Everything in the listing should be set down exactly, apart from the pictures.

RECORDS FOR THE EXERCISE:
══════════════════════════════
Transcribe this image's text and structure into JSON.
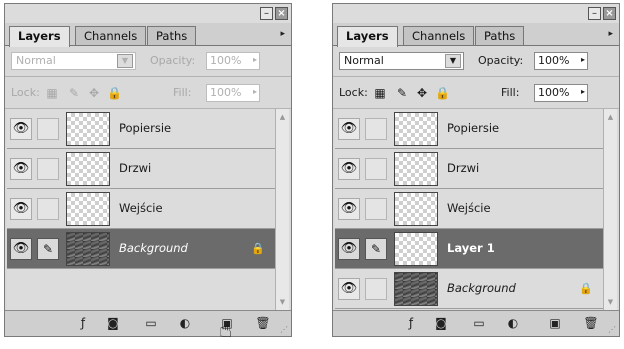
{
  "panels": {
    "left": {
      "tabs": [
        "Layers",
        "Channels",
        "Paths"
      ],
      "blend_mode": "Normal",
      "opacity_label": "Opacity:",
      "opacity_value": "100%",
      "lock_label": "Lock:",
      "fill_label": "Fill:",
      "fill_value": "100%",
      "layers": [
        {
          "name": "Popiersie"
        },
        {
          "name": "Drzwi"
        },
        {
          "name": "Wejście"
        },
        {
          "name": "Background"
        }
      ]
    },
    "right": {
      "tabs": [
        "Layers",
        "Channels",
        "Paths"
      ],
      "blend_mode": "Normal",
      "opacity_label": "Opacity:",
      "opacity_value": "100%",
      "lock_label": "Lock:",
      "fill_label": "Fill:",
      "fill_value": "100%",
      "layers": [
        {
          "name": "Popiersie"
        },
        {
          "name": "Drzwi"
        },
        {
          "name": "Wejście"
        },
        {
          "name": "Layer 1"
        },
        {
          "name": "Background"
        }
      ]
    }
  },
  "glyphs": {
    "eye": "👁",
    "brush": "✎",
    "lock": "🔒",
    "move": "✥",
    "checker": "▦",
    "link_style": "ƒ",
    "mask": "◙",
    "folder": "▭",
    "adjust": "◐",
    "new_layer": "▣",
    "trash": "🗑",
    "menu": "▸",
    "scroll_up": "▲",
    "scroll_down": "▼",
    "dropdown": "▼",
    "stepper": "▸",
    "hand_cursor": "☝",
    "close": "×",
    "minimize": "–",
    "grip": "⋰"
  },
  "colors": {
    "selected_row": "#6b6b6b",
    "panel_bg": "#d9d9d9"
  },
  "state": {
    "left_selected_layer": "Background",
    "right_selected_layer": "Layer 1",
    "left_options_disabled": true
  }
}
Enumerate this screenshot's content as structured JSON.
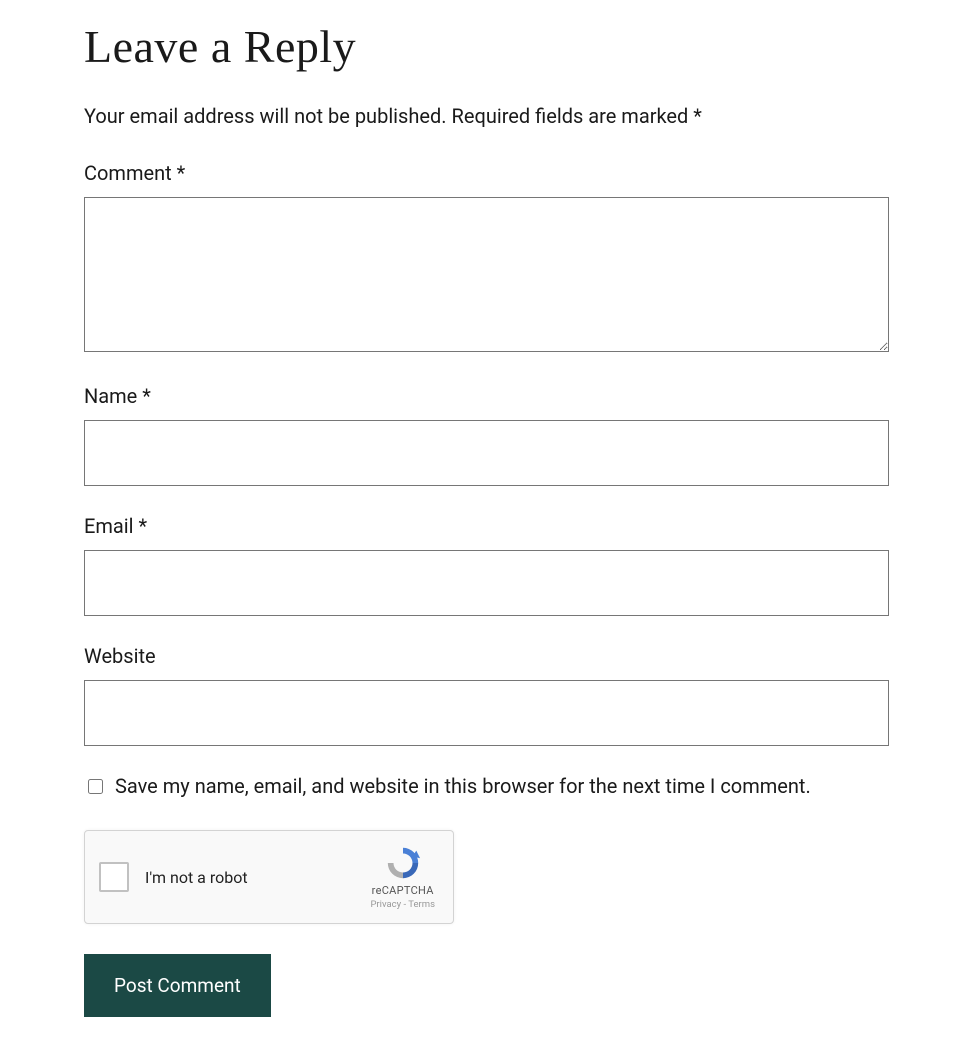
{
  "heading": "Leave a Reply",
  "notice_prefix": "Your email address will not be published.",
  "notice_required": "Required fields are marked *",
  "fields": {
    "comment": {
      "label": "Comment *",
      "value": ""
    },
    "name": {
      "label": "Name *",
      "value": ""
    },
    "email": {
      "label": "Email *",
      "value": ""
    },
    "website": {
      "label": "Website",
      "value": ""
    }
  },
  "save_checkbox": {
    "label": "Save my name, email, and website in this browser for the next time I comment.",
    "checked": false
  },
  "recaptcha": {
    "label": "I'm not a robot",
    "brand": "reCAPTCHA",
    "privacy": "Privacy",
    "separator": " - ",
    "terms": "Terms"
  },
  "submit_label": "Post Comment"
}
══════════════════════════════
FINISHED EXERCISE:
Transcribe this image's text and structure into JSON.
{
  "panels": {
    "left": {
      "tabs": [
        "Layers",
        "Channels",
        "Paths"
      ],
      "blend_mode": "Normal",
      "opacity_label": "Opacity:",
      "opacity_value": "100%",
      "lock_label": "Lock:",
      "fill_label": "Fill:",
      "fill_value": "100%",
      "layers": [
        {
          "name": "Popiersie"
        },
        {
          "name": "Drzwi"
        },
        {
          "name": "Wejście"
        },
        {
          "name": "Background"
        }
      ]
    },
    "right": {
      "tabs": [
        "Layers",
        "Channels",
        "Paths"
      ],
      "blend_mode": "Normal",
      "opacity_label": "Opacity:",
      "opacity_value": "100%",
      "lock_label": "Lock:",
      "fill_label": "Fill:",
      "fill_value": "100%",
      "layers": [
        {
          "name": "Popiersie"
        },
        {
          "name": "Drzwi"
        },
        {
          "name": "Wejście"
        },
        {
          "name": "Layer 1"
        },
        {
          "name": "Background"
        }
      ]
    }
  },
  "glyphs": {
    "eye": "👁",
    "brush": "✎",
    "lock": "🔒",
    "move": "✥",
    "checker": "▦",
    "link_style": "ƒ",
    "mask": "◙",
    "folder": "▭",
    "adjust": "◐",
    "new_layer": "▣",
    "trash": "🗑",
    "menu": "▸",
    "scroll_up": "▲",
    "scroll_down": "▼",
    "dropdown": "▼",
    "stepper": "▸",
    "hand_cursor": "☝",
    "close": "×",
    "minimize": "–",
    "grip": "⋰"
  },
  "colors": {
    "selected_row": "#6b6b6b",
    "panel_bg": "#d9d9d9"
  },
  "state": {
    "left_selected_layer": "Background",
    "right_selected_layer": "Layer 1",
    "left_options_disabled": true
  }
}
Enumerate this screenshot's content as structured JSON.
{
  "heading": "Leave a Reply",
  "notice_prefix": "Your email address will not be published.",
  "notice_required": "Required fields are marked *",
  "fields": {
    "comment": {
      "label": "Comment *",
      "value": ""
    },
    "name": {
      "label": "Name *",
      "value": ""
    },
    "email": {
      "label": "Email *",
      "value": ""
    },
    "website": {
      "label": "Website",
      "value": ""
    }
  },
  "save_checkbox": {
    "label": "Save my name, email, and website in this browser for the next time I comment.",
    "checked": false
  },
  "recaptcha": {
    "label": "I'm not a robot",
    "brand": "reCAPTCHA",
    "privacy": "Privacy",
    "separator": " - ",
    "terms": "Terms"
  },
  "submit_label": "Post Comment"
}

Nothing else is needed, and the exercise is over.